Whether you were glued to the TV for the Olympics the is past week, or just catching the highlights on the news, you probably heard about Michael Phelps historic win, or the Badminton cheating scandal. You may not have heard, though, that this year, a few of the athletes are not just representing their home countries, but the veg lifestyle.
The pressure on competitive athletes to win is probably only matched by the pressure put on them to eat meat. The myth that building muscle requires eating lots of animal muscle is ongoing in the athletic community. All it takes is one look at past and present veg athletes to see, you can build plenty of strength with plants.
Lizzie Armitstead, who won silver in cycling for Britain, has been vegetarian since she was 10. She said in an interview that she eats cereal in the morning, toast with beans for lunch, and curry for dinner most days, and doesn’t follow any nutrition fads.
Natalie Coughlin, swimmer, advocates eating lots of kale and green smoothies, and leans toward a mostly plant based diet, although she admits to occasional small portions of meat.
Dylan Wykes, Canadian Track star eats quinoa, lentils, soy, eggs, and lots of smoothies and protein shakes on top of piles of veggies.

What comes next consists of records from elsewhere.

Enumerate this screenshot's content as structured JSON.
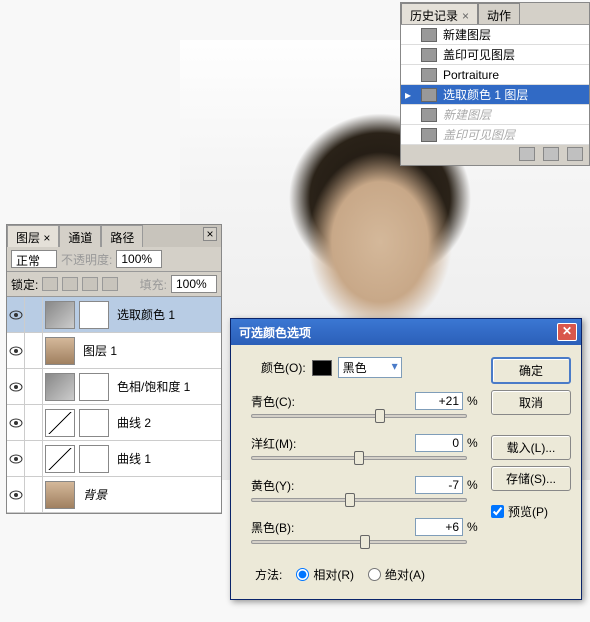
{
  "history": {
    "tabs": {
      "history": "历史记录",
      "actions": "动作"
    },
    "items": [
      {
        "label": "新建图层"
      },
      {
        "label": "盖印可见图层"
      },
      {
        "label": "Portraiture"
      },
      {
        "label": "选取颜色 1 图层",
        "selected": true
      },
      {
        "label": "新建图层",
        "dim": true
      },
      {
        "label": "盖印可见图层",
        "dim": true
      }
    ]
  },
  "layers": {
    "tabs": {
      "layers": "图层",
      "channels": "通道",
      "paths": "路径"
    },
    "blend": "正常",
    "opacity_label": "不透明度:",
    "opacity": "100%",
    "lock_label": "锁定:",
    "fill_label": "填充:",
    "fill": "100%",
    "items": [
      {
        "name": "选取颜色 1",
        "selected": true,
        "kind": "adj",
        "mask": true
      },
      {
        "name": "图层 1",
        "kind": "photo"
      },
      {
        "name": "色相/饱和度 1",
        "kind": "adj",
        "mask": true
      },
      {
        "name": "曲线 2",
        "kind": "curve",
        "mask": true
      },
      {
        "name": "曲线 1",
        "kind": "curve",
        "mask": true
      },
      {
        "name": "背景",
        "kind": "photo",
        "italic": true
      }
    ]
  },
  "dialog": {
    "title": "可选颜色选项",
    "color_label": "颜色(O):",
    "color_value": "黑色",
    "sliders": {
      "cyan": {
        "label": "青色(C):",
        "value": "+21",
        "pos": 60
      },
      "magenta": {
        "label": "洋红(M):",
        "value": "0",
        "pos": 50
      },
      "yellow": {
        "label": "黄色(Y):",
        "value": "-7",
        "pos": 46
      },
      "black": {
        "label": "黑色(B):",
        "value": "+6",
        "pos": 53
      }
    },
    "method_label": "方法:",
    "method": {
      "relative": "相对(R)",
      "absolute": "绝对(A)"
    },
    "buttons": {
      "ok": "确定",
      "cancel": "取消",
      "load": "载入(L)...",
      "save": "存储(S)..."
    },
    "preview": "预览(P)"
  }
}
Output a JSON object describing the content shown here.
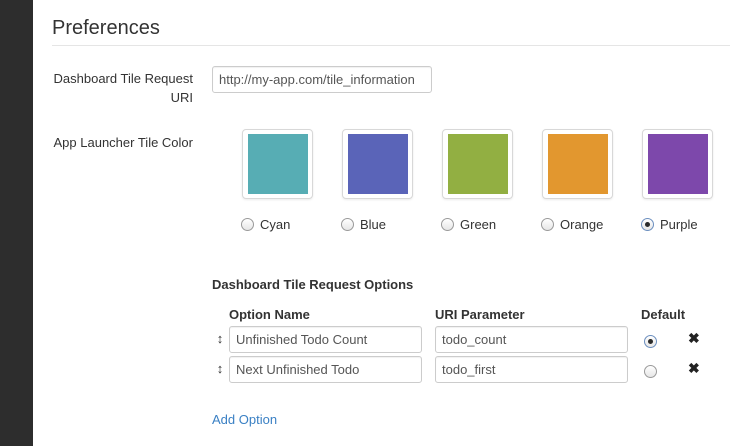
{
  "page": {
    "title": "Preferences"
  },
  "tile_uri": {
    "label": "Dashboard Tile Request URI",
    "value": "http://my-app.com/tile_information"
  },
  "launcher_color": {
    "label": "App Launcher Tile Color",
    "options": [
      {
        "label": "Cyan",
        "color": "#57adb4",
        "checked": false
      },
      {
        "label": "Blue",
        "color": "#5a64b8",
        "checked": false
      },
      {
        "label": "Green",
        "color": "#92af42",
        "checked": false
      },
      {
        "label": "Orange",
        "color": "#e2972f",
        "checked": false
      },
      {
        "label": "Purple",
        "color": "#7d48ab",
        "checked": true
      }
    ]
  },
  "request_options": {
    "heading": "Dashboard Tile Request Options",
    "columns": {
      "name": "Option Name",
      "param": "URI Parameter",
      "default": "Default"
    },
    "rows": [
      {
        "name": "Unfinished Todo Count",
        "param": "todo_count",
        "default": true,
        "handle_icon": "drag-handle-icon",
        "remove_icon": "close-icon"
      },
      {
        "name": "Next Unfinished Todo",
        "param": "todo_first",
        "default": false,
        "handle_icon": "drag-handle-icon",
        "remove_icon": "close-icon"
      }
    ],
    "add_label": "Add Option"
  },
  "colors": {
    "sidebar": "#2d2d2d",
    "link": "#3a80c4"
  }
}
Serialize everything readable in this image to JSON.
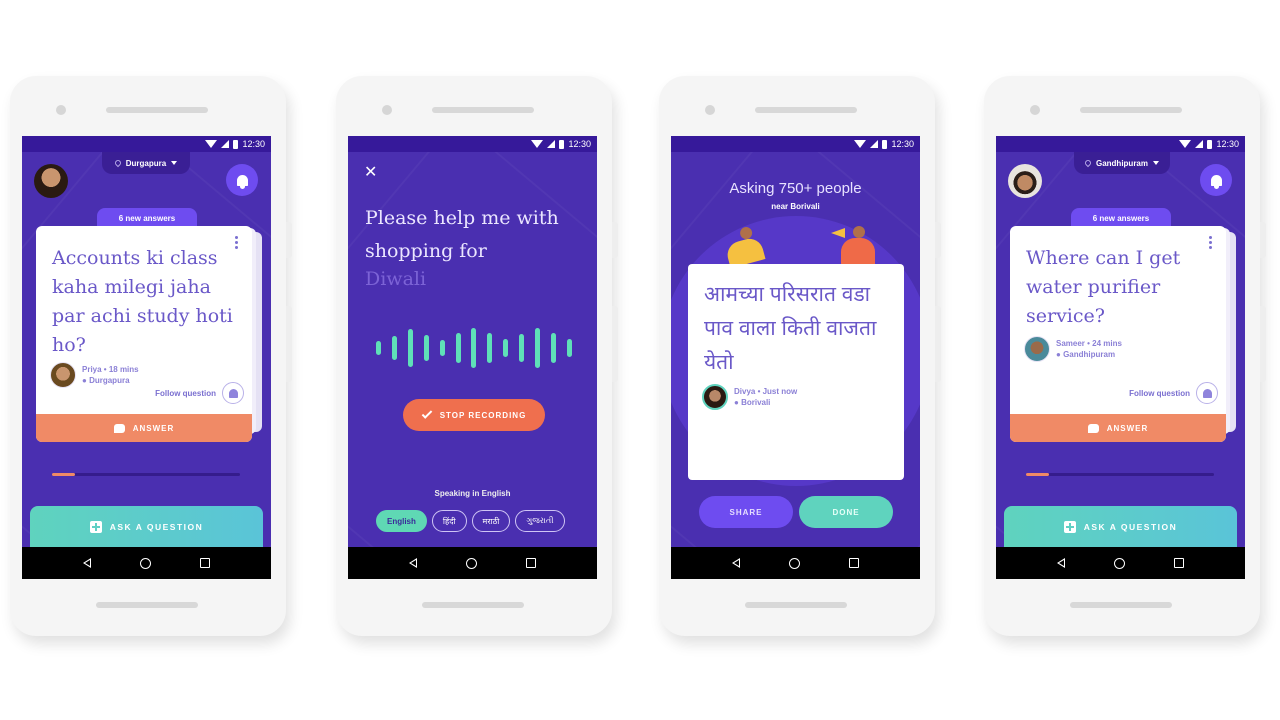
{
  "status_bar": {
    "time": "12:30"
  },
  "nav": {
    "back": "back-icon",
    "home": "home-icon",
    "recent": "recent-apps-icon"
  },
  "phones": [
    {
      "screen": "question-feed",
      "location": "Durgapura",
      "new_answers": "6 new answers",
      "question": "Accounts ki class kaha milegi jaha par achi study hoti ho?",
      "asker": "Priya • 18 mins",
      "asker_location": "Durgapura",
      "follow_label": "Follow question",
      "answer_label": "ANSWER",
      "progress": 0.12,
      "ask_label": "ASK A QUESTION"
    },
    {
      "screen": "voice-input",
      "prompt": "Please help me with shopping for",
      "prompt_partial": "Diwali",
      "stop_label": "STOP RECORDING",
      "speaking_label": "Speaking in English",
      "languages": [
        "English",
        "हिंदी",
        "मराठी",
        "ગુજરાતી"
      ],
      "active_language": "English"
    },
    {
      "screen": "broadcast",
      "asking": "Asking 750+ people",
      "near": "near Borivali",
      "question": "आमच्या परिसरात वडा पाव वाला किती वाजता येतो",
      "asker": "Divya • Just now",
      "asker_location": "Borivali",
      "share_label": "SHARE",
      "done_label": "DONE"
    },
    {
      "screen": "question-feed",
      "location": "Gandhipuram",
      "new_answers": "6 new answers",
      "question": "Where can I get water purifier service?",
      "asker": "Sameer • 24 mins",
      "asker_location": "Gandhipuram",
      "follow_label": "Follow question",
      "answer_label": "ANSWER",
      "progress": 0.12,
      "ask_label": "ASK A QUESTION"
    }
  ],
  "colors": {
    "primary": "#4a2fb0",
    "accent_orange": "#f08a66",
    "accent_teal": "#5fd3be",
    "button_purple": "#6e4cf0"
  }
}
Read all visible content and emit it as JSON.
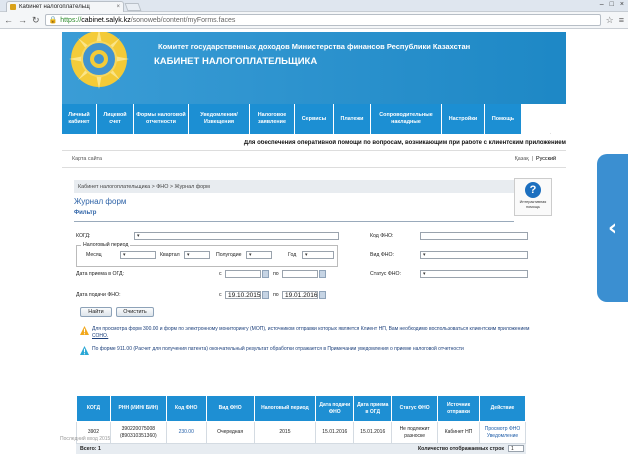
{
  "browser": {
    "tab_title": "Кабинет налогоплательщ",
    "url_https": "https://",
    "url_host": "cabinet.salyk.kz",
    "url_path": "/sonoweb/content/myForms.faces"
  },
  "header": {
    "line1": "Комитет государственных доходов Министерства финансов Республики Казахстан",
    "line2": "КАБИНЕТ НАЛОГОПЛАТЕЛЬЩИКА"
  },
  "menu": [
    "Личный кабинет",
    "Лицевой счет",
    "Формы налоговой отчетности",
    "Уведомления/ Извещения",
    "Налоговое заявление",
    "Сервисы",
    "Платежи",
    "Сопроводительные накладные",
    "Настройки",
    "Помощь"
  ],
  "notice": "Для обеспечения оперативной помощи по вопросам, возникающим при работе с клиентским приложением",
  "sitemap": "Карта сайта",
  "lang": {
    "kz": "Қазақ",
    "sep": "|",
    "ru": "Русский"
  },
  "breadcrumb": "Кабинет налогоплательщика > ФНО > Журнал форм",
  "help_label": "Интерактивная помощь",
  "page_title": "Журнал форм",
  "filter": {
    "title": "Фильтр",
    "kogd_label": "КОГД:",
    "kod_fno_label": "Код ФНО:",
    "period_legend": "Налоговый период",
    "month_label": "Месяц",
    "quarter_label": "Квартал",
    "halfyear_label": "Полугодие",
    "year_label": "Год",
    "vid_fno_label": "Вид ФНО:",
    "date_receive_label": "Дата приема в ОГД:",
    "from": "с",
    "to": "по",
    "status_label": "Статус ФНО:",
    "date_submit_label": "Дата подачи ФНО:",
    "date_from": "19.10.2015",
    "date_to": "19.01.2016",
    "find_button": "Найти",
    "clear_button": "Очистить"
  },
  "info1_text": "Для просмотра форм 300.00 и форм по электронному мониторингу (МОП), источником отправки которых является Клиент НП, Вам необходимо воспользоваться клиентским приложением ",
  "info1_link": "СОНО.",
  "info2": "По форме 911.00 (Расчет для получения патента) окончательный результат обработки отражается в Примечании уведомления о приеме налоговой отчетности",
  "table": {
    "headers": [
      "КОГД",
      "РНН (ИИН/ БИН)",
      "Код ФНО",
      "Вид ФНО",
      "Налоговый период",
      "Дата подачи ФНО",
      "Дата приема в ОГД",
      "Статус ФНО",
      "Источник отправки",
      "Действие"
    ],
    "row": [
      "3902",
      "390220075008 (890310351360)",
      "230.00",
      "Очередная",
      "2015",
      "15.01.2016",
      "15.01.2016",
      "Не подлежит разноске",
      "Кабинет НП",
      "Просмотр ФНО Уведомление"
    ],
    "total": "Всего: 1",
    "rows_count_label": "Количество отображаемых строк",
    "page_size": "1"
  },
  "footer": "Последний вход 2015"
}
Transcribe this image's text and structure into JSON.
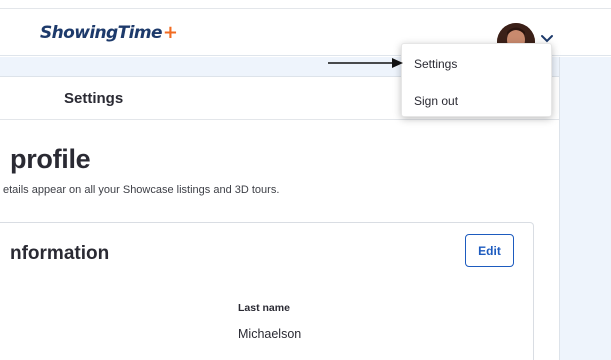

Former Olympian Carl Lewis went veg after winning his medals, and credits it with extending his career and making him a better runner. Rhonda Rousey was the the first American woman to win a medal in judo in 2008, and became vegan afterward and went on to be a top MMA fighter. Hannah Teter, a snowboarder with gold and silver medals, has been vegetarian since 2009, and feels stronger for it. Bode Miller, another snowboarder, has been veg for years, and now owns a farm in New Hampshire.
The list goes on, all the way back to medalists in the 50′s and 60′s, including lots of incredibly beefy bodybuilders. But the myth just won’t die.
So, if you keep hearing that you need meat and dairy to keep up with your workouts, just remember, these people are elite athletes, people who train hours and hours every day. The average person doesn’t even touch the amount of training they do, and yet we all are programmed to push protein like we are competing, too.
If you really are looking to explore getting into shape with a purely plant based diet, you can’t go wrong by checking out Brendan Brazier. His books, lectures and wildly popular food supplements are the cutting edge of vegan fitness.
So, in honor of the Olympians, cook up some quinoa and lentils, or have some beans on toast. A green smoothie with spinach and fruit is a great idea, too. If only my green smoothies gave me abs like Natalie Coughlin.
Curried Lentil Stew over Quinoa (Or Toast)
1 tablespoon oil
1 medium onion, chopped
2 tablespoons fresh ginger
1 medium jalapeno, chopped
1 teaspoon ground cumin
1 tablespoon curry powder
1 small cauliflower
2 medium carrot, chopped
1 cup lentils, rinsed
4 cups water
salt, to taste
1 1/2 cups quinoa
2 1/2 cups water
OR Whole Wheat Toast
In a soup pot, heat oil and add onion, ginger and jalapeno. Saute,stirring, over medium high heat for 5 minutes. Add cumin and curry powder and stir for 1 minute before adding cauliflower and carrot stir to coat with flavors. Add lentils and water and bring to a boil. Reduce heat to low and cover tightly. Simmer for 30 minutes, checking and stirring halfway. When lentils are falling apart, take off heat, salt and adjust seasonings to taste. If a smoother texture is desired, puree.
In a medium pot, bring the water to a boil and add the quinoa and a pinch of salt. Return to the boil and cover, lower heat to the lowest setting and simmer for 14 minutes. When all the water is absorbed, take off the heat and let stand for five minutes.
Serve the lentils over the quinoa or toast, and feel your body soak up protein.